How a Rebrand Can Unlock New Product Innovation

As I was unloading a third different Chobani product from my grocery bags the other day, it struck me how the Chobani brand has transformed over the past few years.

What, do you not spend your days reflecting on your grocery haul?

Chobani used to be just another yogurt option in the lineup at the store. Stark, loud words yelling at you from the shelf, all jostling to communicate flavor, texture, caloric intake, and health benefits on a small container. And if that wasn’t enough, Oikos added national treasure John Stamos as its spokesperson. Then in 2016, the Chobani brand went through a complete overhaul, and it has since unleashed a slew of new products.

In reality, nothing about Chobani’s products changed in 2016, nor did anything about the company itself. Hamdi Ulukaya, founder of Chobani, has built a notoriously generous company — in 2016, he gave all employees shares of the company to benefit from any future successes together. And clearly, that was a sign he was banking on some major growth from that point forward.

This is how a rebrand unlocks a new type of opportunity: it changes what you think is possible and makes innovation easier to fit into your story. It changes how you see yourself.  How others see you. And that changes how you behave.

A rebrand unlocks a new type of opportunity: it changes what you think is possible and makes innovation easier to fit into your story.

The before and after of Chobani’s wordmark.
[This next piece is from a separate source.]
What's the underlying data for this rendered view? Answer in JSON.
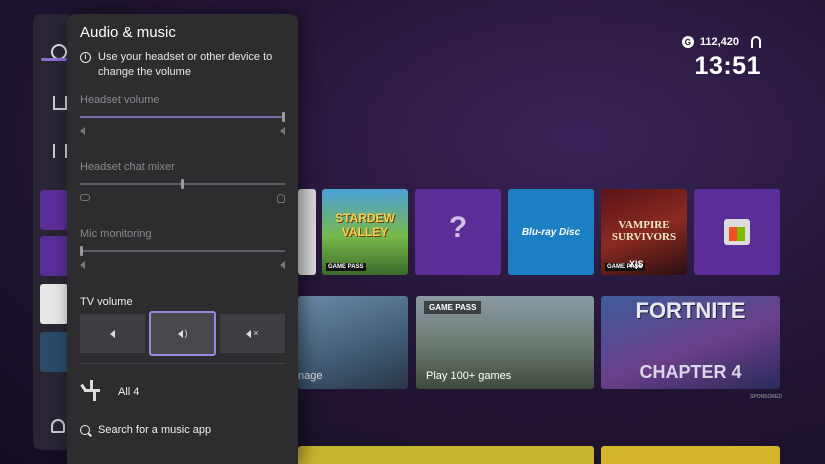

Since the rebrand in 2016, Chobani has released a dizzying lineup of new products, including: oat milk, an oat drink barista blend, greek yogurt with oats on the bottom, a line of coffee creamers, oatmeal cups, probiotic plant-based drinks, a lactose-free line of food and drinks, and many more. Chobani created a refreshed, cohesive brand identity that allowed them to stand out in market while still communicating their unique company philosophy and cementing themselves as a leader in their category, and has since made room for them to pull out of sight from the competition.

Chobani’s visual identity moodboard.

You might be wondering, what does this have to do with digital products? After all, digital products don’t have actual shelf space to take up.

We can look at a consumer product like Chobani to see how a rebrand can have the same effect in the digital space. Brands are never a one-and-done, just like your product. Brands grow and change with your company, but it doesn’t have to be reactive; your brand can lead the way. A rebrand can unleash product innovation by giving you a fresh perspective to see yourself, and your value, differently. While competition and a macro-trend towards greek yogurt helped fuel Chobani’s rebrand (thanks Uncle Jesse), the value it actually provided was alignment to where Chobani needed to head, new product opportunities, and scalability.

While competition and a macro-trend towards greek yogurt helped fuel Chobani’s rebrand, the value it actually provided was alignment to where Chobani needed to head, new product opportunities, and scalability.

Your brand identity impacts all areas of your business, from sales and marketing to UX and development. Your brand also drives the perception of your business and this perception impacts every decision your buyers make. A rebrand can unleash new product innovation and inspire a new product strategy you never would have considered.

As you consider whether your digital product’s brand needs an overhaul, consider:

  • Does our brand align to the core values our product provides today?
  • Is our brand something we understand and rally around internally?
  • Does our brand speak uniquely amongst the competitors that occupy the same digital shelf space?
  • Can our brand encourage product innovation?